* Exercise input

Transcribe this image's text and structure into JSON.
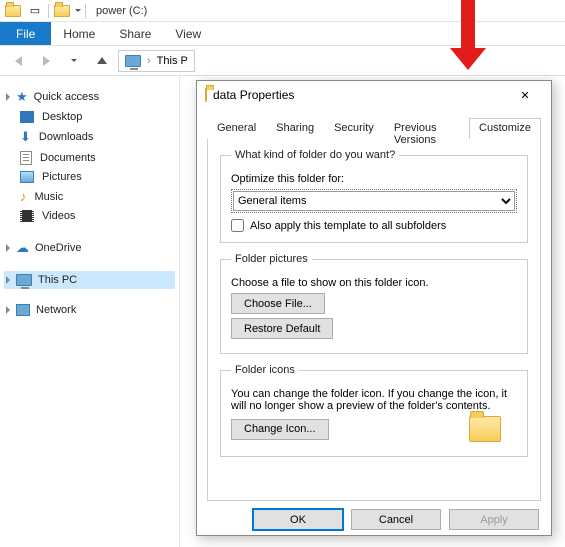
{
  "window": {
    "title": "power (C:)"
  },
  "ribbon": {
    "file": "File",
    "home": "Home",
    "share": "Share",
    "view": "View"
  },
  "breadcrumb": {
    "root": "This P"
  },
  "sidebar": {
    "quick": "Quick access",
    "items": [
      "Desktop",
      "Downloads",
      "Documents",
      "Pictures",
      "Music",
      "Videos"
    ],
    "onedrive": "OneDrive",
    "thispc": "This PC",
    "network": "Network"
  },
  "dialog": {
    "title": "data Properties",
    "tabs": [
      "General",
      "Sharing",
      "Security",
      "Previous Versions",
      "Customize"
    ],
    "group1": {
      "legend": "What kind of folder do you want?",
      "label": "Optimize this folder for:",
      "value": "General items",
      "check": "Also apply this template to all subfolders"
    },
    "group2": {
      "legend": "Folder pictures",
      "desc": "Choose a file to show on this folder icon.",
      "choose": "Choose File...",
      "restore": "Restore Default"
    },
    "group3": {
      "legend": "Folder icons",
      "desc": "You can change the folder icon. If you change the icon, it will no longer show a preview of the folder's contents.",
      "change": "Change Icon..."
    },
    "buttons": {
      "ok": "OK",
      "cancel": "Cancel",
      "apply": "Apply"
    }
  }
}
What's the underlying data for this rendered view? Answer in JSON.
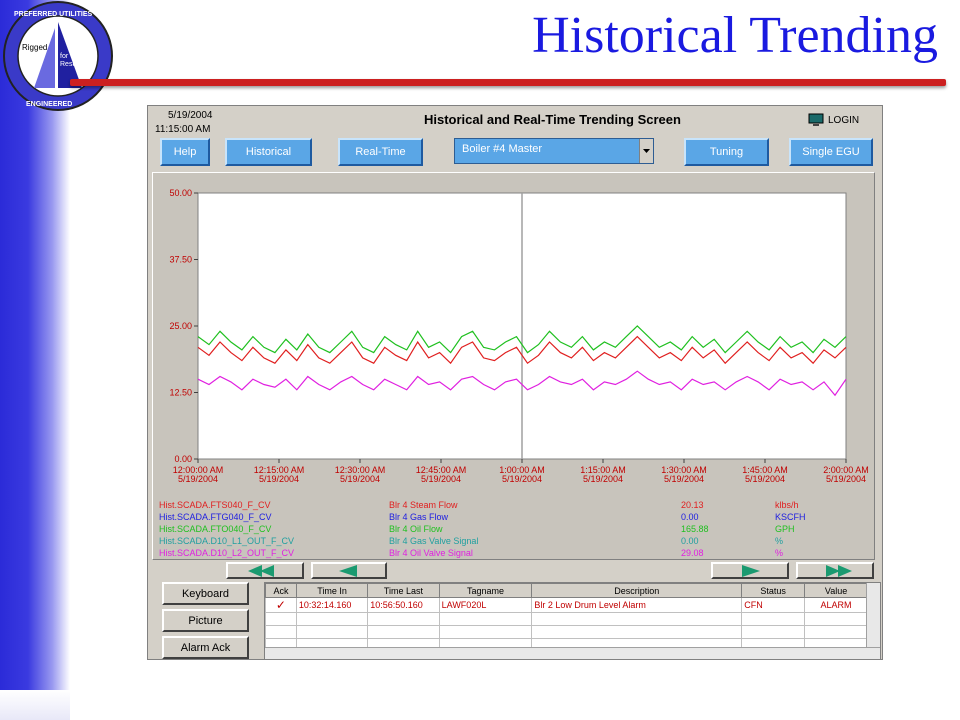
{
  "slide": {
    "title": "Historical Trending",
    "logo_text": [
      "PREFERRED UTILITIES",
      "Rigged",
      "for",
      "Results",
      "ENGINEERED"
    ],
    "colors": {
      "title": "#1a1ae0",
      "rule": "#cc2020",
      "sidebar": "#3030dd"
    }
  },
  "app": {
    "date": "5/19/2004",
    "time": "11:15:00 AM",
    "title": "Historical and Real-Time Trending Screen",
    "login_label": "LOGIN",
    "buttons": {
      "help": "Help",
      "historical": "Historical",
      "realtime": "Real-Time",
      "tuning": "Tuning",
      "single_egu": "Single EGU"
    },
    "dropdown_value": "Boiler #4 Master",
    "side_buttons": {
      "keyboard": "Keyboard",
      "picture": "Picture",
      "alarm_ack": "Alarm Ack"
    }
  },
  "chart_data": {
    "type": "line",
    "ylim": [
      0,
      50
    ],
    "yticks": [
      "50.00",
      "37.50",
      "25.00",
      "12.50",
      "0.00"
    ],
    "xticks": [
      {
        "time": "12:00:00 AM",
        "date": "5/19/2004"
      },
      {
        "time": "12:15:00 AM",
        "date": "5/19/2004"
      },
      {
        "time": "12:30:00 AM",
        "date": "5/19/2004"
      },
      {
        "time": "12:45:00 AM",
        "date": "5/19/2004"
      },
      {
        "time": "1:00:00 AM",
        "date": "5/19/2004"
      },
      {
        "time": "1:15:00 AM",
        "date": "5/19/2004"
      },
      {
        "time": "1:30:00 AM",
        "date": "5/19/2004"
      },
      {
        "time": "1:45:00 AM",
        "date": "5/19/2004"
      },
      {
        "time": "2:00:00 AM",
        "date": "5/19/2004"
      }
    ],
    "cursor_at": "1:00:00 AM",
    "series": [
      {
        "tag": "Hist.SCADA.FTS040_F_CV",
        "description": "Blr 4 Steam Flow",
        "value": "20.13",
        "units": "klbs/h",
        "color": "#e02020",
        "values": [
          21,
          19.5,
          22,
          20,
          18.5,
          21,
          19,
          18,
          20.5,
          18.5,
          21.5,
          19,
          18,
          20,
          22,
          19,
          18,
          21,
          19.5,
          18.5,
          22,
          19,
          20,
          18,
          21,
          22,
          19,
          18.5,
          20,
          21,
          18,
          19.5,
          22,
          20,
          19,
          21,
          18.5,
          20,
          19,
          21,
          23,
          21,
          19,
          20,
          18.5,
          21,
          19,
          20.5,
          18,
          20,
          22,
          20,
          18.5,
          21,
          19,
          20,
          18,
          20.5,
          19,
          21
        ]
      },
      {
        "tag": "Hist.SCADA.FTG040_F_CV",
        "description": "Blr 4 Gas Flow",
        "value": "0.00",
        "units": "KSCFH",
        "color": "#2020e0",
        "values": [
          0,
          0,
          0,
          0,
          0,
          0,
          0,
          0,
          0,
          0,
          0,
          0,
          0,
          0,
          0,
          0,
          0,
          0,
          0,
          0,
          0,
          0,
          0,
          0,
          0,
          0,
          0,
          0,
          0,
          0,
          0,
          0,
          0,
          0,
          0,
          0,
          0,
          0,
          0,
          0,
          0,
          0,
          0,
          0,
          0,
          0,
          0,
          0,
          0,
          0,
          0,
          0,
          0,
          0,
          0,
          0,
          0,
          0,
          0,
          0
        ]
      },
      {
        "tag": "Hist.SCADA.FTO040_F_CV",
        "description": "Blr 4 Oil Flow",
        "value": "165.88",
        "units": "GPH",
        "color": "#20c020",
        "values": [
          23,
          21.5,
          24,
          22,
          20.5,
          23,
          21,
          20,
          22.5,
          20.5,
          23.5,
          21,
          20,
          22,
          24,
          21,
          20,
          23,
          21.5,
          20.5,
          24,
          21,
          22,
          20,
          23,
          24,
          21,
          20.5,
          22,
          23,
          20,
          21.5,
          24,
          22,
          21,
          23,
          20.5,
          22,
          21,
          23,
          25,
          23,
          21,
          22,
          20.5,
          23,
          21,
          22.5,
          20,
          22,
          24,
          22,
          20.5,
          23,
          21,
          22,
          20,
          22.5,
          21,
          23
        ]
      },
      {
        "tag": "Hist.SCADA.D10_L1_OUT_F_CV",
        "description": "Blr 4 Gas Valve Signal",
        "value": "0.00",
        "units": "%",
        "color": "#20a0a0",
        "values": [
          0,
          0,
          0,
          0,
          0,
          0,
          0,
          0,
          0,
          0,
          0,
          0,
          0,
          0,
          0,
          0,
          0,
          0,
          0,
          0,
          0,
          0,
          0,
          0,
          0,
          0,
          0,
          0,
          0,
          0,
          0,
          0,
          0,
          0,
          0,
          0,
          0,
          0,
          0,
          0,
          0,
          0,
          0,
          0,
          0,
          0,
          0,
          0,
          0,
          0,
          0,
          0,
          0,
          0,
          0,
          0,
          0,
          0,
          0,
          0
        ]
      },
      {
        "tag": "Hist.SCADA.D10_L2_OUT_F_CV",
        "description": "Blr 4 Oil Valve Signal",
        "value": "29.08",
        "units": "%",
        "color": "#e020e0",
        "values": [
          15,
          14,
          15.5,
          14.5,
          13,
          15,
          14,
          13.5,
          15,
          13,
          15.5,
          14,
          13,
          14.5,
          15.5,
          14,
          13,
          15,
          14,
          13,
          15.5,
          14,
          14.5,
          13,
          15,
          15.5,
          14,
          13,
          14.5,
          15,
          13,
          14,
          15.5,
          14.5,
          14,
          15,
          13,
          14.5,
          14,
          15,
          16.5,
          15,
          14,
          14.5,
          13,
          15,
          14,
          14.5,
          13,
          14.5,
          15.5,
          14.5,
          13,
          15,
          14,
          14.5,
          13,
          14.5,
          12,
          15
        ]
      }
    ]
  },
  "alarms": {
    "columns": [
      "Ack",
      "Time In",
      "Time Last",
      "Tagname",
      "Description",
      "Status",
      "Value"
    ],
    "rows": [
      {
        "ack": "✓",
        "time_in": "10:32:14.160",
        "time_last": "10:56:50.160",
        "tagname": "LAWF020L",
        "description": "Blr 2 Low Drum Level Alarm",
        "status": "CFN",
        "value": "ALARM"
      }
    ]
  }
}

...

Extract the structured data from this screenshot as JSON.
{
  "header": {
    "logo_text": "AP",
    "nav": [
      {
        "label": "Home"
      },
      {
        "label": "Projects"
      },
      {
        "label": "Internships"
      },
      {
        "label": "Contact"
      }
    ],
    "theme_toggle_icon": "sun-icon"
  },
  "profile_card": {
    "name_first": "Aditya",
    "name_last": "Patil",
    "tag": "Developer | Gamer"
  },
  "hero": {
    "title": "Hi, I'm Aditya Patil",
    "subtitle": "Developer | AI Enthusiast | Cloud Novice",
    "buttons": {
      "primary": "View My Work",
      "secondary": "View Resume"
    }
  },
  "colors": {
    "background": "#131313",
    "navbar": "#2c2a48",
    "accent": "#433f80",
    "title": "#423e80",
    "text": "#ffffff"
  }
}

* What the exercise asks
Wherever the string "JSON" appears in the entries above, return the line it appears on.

* Your response
Transcribe this image's text and structure into JSON.
What's the underlying data for this rendered view? Answer in JSON.
Extract the structured data from this screenshot as JSON.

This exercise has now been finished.